__Your objective__
Your answer must contain each line of the listing in which "this" appears, copied in full.

>>>>>

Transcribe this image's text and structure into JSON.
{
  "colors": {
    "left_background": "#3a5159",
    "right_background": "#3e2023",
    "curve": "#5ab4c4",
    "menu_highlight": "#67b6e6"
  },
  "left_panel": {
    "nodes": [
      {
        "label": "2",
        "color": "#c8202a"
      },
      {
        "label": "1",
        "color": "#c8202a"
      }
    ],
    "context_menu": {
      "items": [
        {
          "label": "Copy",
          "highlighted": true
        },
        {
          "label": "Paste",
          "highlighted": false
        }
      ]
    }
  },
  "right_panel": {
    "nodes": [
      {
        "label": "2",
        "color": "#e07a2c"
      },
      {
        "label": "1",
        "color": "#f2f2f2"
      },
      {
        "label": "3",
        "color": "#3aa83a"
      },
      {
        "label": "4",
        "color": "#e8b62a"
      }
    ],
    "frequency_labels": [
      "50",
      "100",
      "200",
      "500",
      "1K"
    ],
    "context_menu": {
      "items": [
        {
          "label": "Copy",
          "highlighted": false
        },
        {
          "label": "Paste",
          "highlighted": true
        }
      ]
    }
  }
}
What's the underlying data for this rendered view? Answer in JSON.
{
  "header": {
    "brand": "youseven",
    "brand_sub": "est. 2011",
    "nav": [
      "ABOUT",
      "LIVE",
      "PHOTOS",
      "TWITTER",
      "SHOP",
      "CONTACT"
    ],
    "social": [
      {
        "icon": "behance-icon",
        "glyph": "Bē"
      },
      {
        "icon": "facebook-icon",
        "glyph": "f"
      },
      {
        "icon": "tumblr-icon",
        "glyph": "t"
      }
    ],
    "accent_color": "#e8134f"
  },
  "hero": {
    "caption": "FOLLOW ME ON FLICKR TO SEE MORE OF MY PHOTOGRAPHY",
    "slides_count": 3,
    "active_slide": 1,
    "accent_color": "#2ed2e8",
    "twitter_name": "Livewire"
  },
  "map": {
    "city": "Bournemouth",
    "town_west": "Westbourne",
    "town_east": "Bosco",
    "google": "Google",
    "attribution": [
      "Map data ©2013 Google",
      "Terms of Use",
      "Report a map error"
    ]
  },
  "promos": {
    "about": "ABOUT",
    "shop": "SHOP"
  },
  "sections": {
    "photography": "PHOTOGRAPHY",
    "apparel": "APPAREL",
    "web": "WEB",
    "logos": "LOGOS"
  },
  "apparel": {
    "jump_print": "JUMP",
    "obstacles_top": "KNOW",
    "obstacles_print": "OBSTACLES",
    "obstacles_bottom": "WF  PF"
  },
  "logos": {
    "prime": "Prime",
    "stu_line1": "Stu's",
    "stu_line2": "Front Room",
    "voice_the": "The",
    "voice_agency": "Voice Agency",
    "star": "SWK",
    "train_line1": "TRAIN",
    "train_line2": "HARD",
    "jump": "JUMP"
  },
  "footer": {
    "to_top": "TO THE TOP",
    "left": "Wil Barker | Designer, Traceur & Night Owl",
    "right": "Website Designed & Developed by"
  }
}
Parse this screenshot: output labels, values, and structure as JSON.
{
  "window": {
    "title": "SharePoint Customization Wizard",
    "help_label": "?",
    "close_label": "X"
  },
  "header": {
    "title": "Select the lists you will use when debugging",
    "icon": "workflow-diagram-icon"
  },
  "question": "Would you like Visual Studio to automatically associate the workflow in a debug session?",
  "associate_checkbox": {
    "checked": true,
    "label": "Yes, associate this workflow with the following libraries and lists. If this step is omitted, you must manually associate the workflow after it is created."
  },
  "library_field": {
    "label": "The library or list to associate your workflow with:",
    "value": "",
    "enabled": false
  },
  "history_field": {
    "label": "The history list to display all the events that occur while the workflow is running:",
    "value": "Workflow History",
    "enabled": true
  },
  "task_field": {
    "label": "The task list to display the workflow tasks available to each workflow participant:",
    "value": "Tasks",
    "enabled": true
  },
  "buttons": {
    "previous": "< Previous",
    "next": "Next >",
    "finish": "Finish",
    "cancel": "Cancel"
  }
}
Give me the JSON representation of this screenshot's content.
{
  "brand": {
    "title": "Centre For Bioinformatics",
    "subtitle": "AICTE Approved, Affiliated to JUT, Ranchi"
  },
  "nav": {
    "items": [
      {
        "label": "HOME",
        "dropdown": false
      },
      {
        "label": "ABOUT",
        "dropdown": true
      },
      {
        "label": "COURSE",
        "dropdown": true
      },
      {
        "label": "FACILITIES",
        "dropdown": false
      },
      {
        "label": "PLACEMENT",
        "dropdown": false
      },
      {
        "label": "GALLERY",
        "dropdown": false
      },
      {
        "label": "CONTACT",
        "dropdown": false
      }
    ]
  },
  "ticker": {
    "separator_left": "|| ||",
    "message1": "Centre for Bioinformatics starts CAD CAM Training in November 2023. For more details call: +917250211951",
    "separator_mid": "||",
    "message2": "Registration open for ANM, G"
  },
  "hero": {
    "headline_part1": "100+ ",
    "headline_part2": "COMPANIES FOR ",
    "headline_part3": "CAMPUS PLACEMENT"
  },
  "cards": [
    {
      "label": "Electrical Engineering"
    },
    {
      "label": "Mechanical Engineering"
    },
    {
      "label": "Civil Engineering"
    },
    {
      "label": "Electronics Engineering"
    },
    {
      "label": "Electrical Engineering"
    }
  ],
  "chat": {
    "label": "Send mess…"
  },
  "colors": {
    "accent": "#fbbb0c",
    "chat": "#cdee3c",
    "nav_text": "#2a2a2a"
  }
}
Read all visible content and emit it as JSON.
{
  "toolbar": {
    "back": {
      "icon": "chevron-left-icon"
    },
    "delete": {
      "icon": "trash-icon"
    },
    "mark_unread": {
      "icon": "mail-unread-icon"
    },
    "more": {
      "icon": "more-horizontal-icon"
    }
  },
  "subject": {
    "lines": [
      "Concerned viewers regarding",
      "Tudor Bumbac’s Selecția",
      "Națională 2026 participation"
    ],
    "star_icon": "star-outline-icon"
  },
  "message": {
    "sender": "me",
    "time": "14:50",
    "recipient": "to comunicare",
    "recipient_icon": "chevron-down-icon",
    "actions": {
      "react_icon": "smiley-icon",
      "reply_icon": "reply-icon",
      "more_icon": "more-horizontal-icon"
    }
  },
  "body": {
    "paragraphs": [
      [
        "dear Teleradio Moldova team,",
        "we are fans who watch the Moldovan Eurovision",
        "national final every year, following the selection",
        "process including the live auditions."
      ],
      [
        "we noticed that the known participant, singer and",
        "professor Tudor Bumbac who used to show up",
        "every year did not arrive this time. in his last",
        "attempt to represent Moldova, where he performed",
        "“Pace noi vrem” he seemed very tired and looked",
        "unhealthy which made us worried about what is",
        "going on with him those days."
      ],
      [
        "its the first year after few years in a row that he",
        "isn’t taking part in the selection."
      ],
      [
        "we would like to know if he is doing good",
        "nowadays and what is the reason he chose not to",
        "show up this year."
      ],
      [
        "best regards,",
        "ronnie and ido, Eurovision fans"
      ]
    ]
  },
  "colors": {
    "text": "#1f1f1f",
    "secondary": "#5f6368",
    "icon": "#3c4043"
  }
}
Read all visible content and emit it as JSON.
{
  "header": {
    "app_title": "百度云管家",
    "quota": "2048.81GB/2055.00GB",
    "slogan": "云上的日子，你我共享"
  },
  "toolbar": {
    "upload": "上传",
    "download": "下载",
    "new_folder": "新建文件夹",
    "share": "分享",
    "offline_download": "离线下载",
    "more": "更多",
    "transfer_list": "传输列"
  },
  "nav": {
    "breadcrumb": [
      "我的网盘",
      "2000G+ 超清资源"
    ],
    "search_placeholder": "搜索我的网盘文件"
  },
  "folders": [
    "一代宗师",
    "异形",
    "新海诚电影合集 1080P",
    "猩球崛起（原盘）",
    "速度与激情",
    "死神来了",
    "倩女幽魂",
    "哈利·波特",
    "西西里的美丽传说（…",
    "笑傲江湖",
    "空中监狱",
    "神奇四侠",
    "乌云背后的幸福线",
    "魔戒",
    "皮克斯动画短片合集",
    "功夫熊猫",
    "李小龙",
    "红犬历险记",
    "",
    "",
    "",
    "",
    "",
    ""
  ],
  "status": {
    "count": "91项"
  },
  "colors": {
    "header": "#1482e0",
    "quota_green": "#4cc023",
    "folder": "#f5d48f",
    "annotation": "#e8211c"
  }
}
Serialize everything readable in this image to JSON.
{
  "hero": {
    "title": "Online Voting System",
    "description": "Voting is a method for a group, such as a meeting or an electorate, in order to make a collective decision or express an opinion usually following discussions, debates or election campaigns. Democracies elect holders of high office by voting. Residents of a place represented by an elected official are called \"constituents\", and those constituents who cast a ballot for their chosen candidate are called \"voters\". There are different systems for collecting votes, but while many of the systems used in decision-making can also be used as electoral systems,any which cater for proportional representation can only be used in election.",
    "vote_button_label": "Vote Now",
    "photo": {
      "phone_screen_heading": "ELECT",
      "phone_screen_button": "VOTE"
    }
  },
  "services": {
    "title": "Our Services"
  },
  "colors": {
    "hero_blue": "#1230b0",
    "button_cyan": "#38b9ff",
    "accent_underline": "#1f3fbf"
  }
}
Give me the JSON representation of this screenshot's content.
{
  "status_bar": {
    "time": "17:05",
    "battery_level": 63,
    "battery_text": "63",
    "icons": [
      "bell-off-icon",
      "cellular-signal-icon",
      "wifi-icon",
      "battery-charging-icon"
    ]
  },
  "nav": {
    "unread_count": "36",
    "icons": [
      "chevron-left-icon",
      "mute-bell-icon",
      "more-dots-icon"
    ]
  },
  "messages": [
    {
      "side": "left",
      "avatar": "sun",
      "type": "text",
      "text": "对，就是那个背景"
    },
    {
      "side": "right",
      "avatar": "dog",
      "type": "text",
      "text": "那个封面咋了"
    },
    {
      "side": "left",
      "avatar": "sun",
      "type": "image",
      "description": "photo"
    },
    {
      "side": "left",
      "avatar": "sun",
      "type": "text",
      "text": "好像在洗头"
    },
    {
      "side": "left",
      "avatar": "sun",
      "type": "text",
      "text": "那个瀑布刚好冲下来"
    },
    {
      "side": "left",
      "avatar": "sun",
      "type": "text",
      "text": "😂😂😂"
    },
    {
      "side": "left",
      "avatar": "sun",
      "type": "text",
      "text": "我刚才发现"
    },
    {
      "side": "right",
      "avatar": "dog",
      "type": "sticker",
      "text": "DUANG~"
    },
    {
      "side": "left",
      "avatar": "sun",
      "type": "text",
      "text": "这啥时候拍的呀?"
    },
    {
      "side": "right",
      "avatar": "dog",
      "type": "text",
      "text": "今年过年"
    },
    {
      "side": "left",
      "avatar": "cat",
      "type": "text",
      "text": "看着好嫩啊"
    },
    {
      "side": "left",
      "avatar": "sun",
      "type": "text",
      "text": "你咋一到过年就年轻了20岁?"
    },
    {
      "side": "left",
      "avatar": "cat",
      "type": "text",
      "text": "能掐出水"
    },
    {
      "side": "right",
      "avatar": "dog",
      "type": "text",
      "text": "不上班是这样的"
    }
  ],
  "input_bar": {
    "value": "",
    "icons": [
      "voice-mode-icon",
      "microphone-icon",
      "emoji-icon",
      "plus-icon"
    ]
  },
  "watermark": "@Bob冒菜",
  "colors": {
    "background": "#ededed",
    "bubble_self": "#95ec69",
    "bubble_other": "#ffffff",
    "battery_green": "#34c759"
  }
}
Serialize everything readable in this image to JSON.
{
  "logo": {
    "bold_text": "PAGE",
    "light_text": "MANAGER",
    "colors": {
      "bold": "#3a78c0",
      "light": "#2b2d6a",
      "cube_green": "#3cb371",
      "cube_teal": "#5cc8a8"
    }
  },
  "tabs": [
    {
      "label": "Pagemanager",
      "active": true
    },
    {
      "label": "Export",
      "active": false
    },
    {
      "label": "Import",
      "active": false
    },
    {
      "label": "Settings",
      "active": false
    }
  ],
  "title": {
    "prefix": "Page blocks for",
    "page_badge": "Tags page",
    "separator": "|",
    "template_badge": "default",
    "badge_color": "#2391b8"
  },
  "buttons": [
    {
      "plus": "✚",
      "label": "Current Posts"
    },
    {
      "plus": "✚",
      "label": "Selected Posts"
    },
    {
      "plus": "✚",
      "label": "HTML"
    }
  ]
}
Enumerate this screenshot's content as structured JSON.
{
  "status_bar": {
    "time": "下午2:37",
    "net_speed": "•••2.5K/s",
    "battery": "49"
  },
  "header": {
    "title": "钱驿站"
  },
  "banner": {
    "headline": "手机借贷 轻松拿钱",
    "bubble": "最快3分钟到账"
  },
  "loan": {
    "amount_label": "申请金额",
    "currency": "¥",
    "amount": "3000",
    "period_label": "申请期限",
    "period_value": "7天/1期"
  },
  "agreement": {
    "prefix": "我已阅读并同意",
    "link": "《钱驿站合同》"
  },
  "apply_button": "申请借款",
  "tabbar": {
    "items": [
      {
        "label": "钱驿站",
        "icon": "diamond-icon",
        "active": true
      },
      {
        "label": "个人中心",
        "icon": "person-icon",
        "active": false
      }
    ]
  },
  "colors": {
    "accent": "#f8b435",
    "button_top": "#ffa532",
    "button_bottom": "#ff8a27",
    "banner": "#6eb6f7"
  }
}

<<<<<

__Reply__
Transcribe this image's text and structure into JSON.
What's the underlying data for this rendered view? Answer in JSON.
Parse this screenshot: output labels, values, and structure as JSON.
    "label": "Yes, associate this workflow with the following libraries and lists. If this step is omitted, you must manually associate the workflow after it is created."
Give me the JSON representation of this screenshot's content.
        "every year did not arrive this time. in his last",
        "show up this year."
Serialize everything readable in this image to JSON.
Give me the JSON representation of this screenshot's content.
Serialize everything readable in this image to JSON.
Enumerate this screenshot's content as structured JSON.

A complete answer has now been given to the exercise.